_What you need to do_:
Every line of the data that contains the string "Ford" must be copied.
[Opening Entries shown section]
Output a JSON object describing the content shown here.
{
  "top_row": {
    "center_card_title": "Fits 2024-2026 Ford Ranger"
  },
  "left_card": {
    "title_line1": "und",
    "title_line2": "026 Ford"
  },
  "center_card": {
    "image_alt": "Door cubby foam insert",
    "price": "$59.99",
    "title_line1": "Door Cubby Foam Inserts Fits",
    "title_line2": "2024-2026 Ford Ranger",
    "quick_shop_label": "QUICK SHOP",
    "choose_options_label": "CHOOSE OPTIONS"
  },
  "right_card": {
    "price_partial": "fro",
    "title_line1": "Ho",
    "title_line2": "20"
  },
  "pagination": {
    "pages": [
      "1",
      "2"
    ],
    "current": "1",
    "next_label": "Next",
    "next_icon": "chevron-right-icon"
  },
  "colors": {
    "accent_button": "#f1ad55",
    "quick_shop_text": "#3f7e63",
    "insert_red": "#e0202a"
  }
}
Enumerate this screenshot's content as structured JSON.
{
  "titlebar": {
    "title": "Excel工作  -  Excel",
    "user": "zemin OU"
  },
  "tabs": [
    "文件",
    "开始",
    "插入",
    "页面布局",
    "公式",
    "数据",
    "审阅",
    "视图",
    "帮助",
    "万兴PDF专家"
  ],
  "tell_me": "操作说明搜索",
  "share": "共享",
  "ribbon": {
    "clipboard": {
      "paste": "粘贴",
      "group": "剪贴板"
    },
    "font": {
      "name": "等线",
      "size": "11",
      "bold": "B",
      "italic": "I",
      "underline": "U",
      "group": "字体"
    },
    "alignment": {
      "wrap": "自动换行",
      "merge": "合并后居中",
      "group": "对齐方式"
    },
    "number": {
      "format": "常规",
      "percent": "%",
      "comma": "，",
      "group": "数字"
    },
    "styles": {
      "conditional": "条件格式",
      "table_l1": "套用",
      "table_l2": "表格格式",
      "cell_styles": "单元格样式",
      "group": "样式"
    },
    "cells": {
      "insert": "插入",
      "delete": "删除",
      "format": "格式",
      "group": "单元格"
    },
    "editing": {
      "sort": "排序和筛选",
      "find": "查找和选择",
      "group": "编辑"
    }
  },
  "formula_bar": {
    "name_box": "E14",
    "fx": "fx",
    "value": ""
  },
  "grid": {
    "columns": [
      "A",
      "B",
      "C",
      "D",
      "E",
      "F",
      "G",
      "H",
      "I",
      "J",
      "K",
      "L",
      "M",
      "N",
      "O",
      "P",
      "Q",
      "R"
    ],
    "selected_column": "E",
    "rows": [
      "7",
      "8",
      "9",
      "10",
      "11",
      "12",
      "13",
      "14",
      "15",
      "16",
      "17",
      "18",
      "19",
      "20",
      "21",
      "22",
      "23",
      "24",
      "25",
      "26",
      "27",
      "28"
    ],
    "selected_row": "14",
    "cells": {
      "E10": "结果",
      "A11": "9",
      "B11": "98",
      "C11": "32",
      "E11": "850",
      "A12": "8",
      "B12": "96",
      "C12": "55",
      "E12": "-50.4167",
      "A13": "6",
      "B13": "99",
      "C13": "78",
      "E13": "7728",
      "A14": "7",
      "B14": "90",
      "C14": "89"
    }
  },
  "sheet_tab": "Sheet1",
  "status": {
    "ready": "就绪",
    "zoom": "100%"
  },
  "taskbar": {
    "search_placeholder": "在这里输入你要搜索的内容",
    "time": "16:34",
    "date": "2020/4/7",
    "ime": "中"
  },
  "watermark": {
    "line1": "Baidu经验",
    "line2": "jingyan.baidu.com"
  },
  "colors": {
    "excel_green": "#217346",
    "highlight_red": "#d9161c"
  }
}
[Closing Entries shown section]
_Written response_:
    "center_card_title": "Fits 2024-2026 Ford Ranger"
    "title_line2": "026 Ford"
    "title_line2": "2024-2026 Ford Ranger",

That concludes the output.